Perhaps no image is more representative of the southern outdoors than a giant live oak dripping with Spanish moss. When you see one, you know immediately you’re south of the Mason-Dixon line, and you find yourself looking around for gators and stands selling “boiled p-nuts”. But there’s a real misconception out there that Spanish moss is bad for the trees – and I thought this post would be a good time to clear up that myth.
Southern Live Oaks (Quercus virginiana) are native throughout much of the southeast, and get their common name from the fact that they remain green (live) throughout the winter. To fulfill their deciduous nature, each spring the trees lose their leaves and immediately grow them back. Like all oaks, it produces acorns – great for squirrels and other nut-eaters.
Live oaks are survivors. Many specimens are more than 500 years old, and one is even believed to be 1400 years old! They withstand floods, hurricanes, and salt spray. They even tend to survive fires, because fire rarely reaches the crown, allowing the tree to re-sprout vigorously from the roots.
This longevity makes live oaks the perfect spot for large growths of epiphytes such as Spanish moss ((Tillandsia usneoides). An epiphyte is a plant that absorbs nutrients from the water and the air. It does not take any sustenance from the tree in which it hangs, nor does it dig roots into the tree or “suffocate” the tree.
Basically, Spanish moss just needs somewhere to hang out, and live oak foliage leaches an especially high amount of the nutrients it needs. While excessive growths of Spanish moss can be problematic for unhealthy trees in high wind situations, in most cases healthy live oaks have extensive root structures that keep them in place during storms.

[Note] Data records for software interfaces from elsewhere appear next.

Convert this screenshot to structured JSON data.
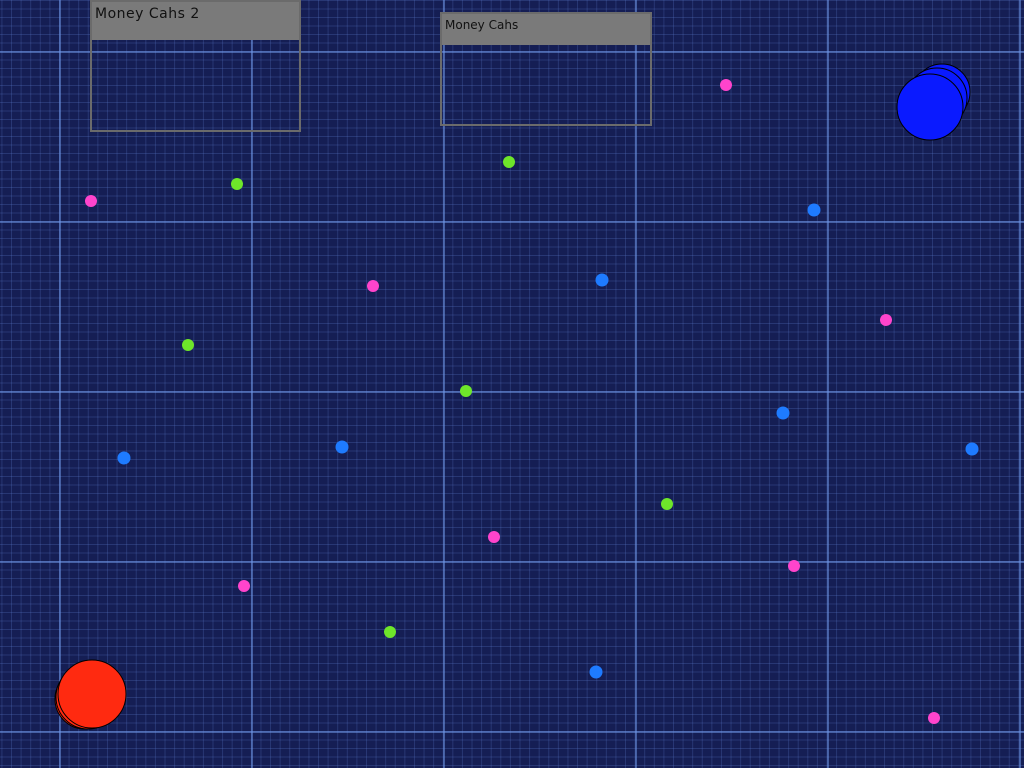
{
  "scoreboards": {
    "player2": {
      "title": "Money Cahs 2"
    },
    "player1": {
      "title": "Money Cahs"
    }
  },
  "colors": {
    "background": "#151e54",
    "player_blue": "#0a1aff",
    "player_red": "#ff2a10",
    "coin_pink": "#ff44cc",
    "coin_blue": "#1e7bff",
    "coin_green": "#6ee62a"
  }
}
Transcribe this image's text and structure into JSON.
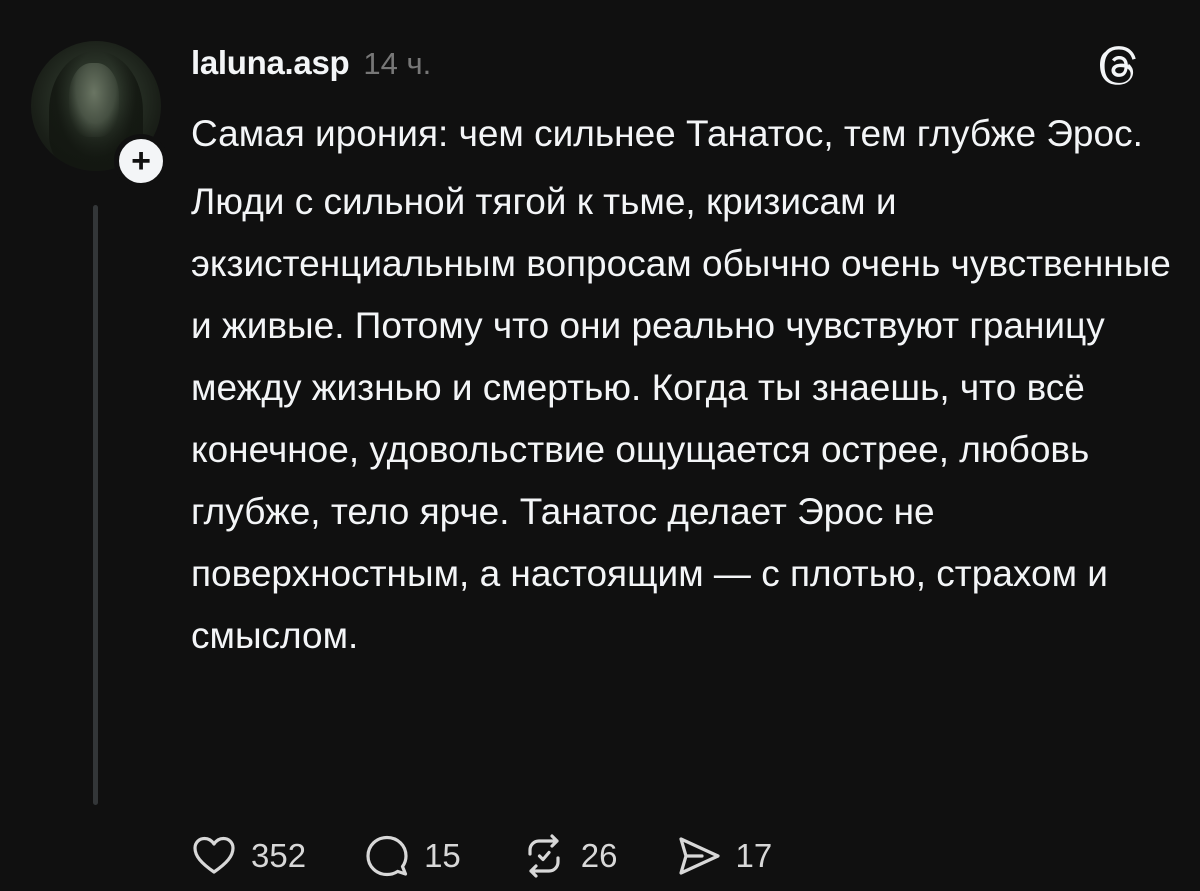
{
  "post": {
    "username": "laluna.asp",
    "time": "14 ч.",
    "follow_label": "+",
    "paragraphs": [
      "Самая ирония: чем сильнее Танатос, тем глубже Эрос.",
      "Люди с сильной тягой к тьме, кризисам и экзистенциальным вопросам обычно очень чувственные и живые. Потому что они реально чувствуют границу между жизнью и смертью. Когда ты знаешь, что всё конечное, удовольствие ощущается острее, любовь глубже, тело ярче. Танатос делает Эрос не поверхностным, а настоящим — с плотью, страхом и смыслом."
    ],
    "actions": {
      "likes": "352",
      "comments": "15",
      "reposts": "26",
      "shares": "17"
    }
  },
  "icons": {
    "like": "heart-icon",
    "comment": "comment-bubble-icon",
    "repost": "repost-icon",
    "share": "send-icon",
    "brand": "threads-logo-icon"
  },
  "colors": {
    "background": "#101010",
    "text": "#f3f5f7",
    "muted": "#777777"
  }
}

Spanish moss is great for wildlife. Birds use it for nesting material, and it provides shelter for creatures like bats and bugs, including a type of spider that’s been found nowhere else. Throughout history, humans have used it to stuff mattresses, as packing material and insulation, and even in the car seats of some of the first Fords. (This proved to be a problem when the red ants living in the Spanish moss made their presence known – they solved this problem in the future by boiling the moss first.)
So really, y’all, there’s no reason for southern nature and wildlife lovers not to like Spanish moss just as much as the stately tree that it hangs in. Do you love Spanish moss and live oaks? Tell us why in the comments!
Every weekend, the Focus on Natives segment highlights a plant, bird, or butterfly native to the Southeastern U.S. Know of a particular species you’d like to see featured here? Make your suggestions in the comments section below.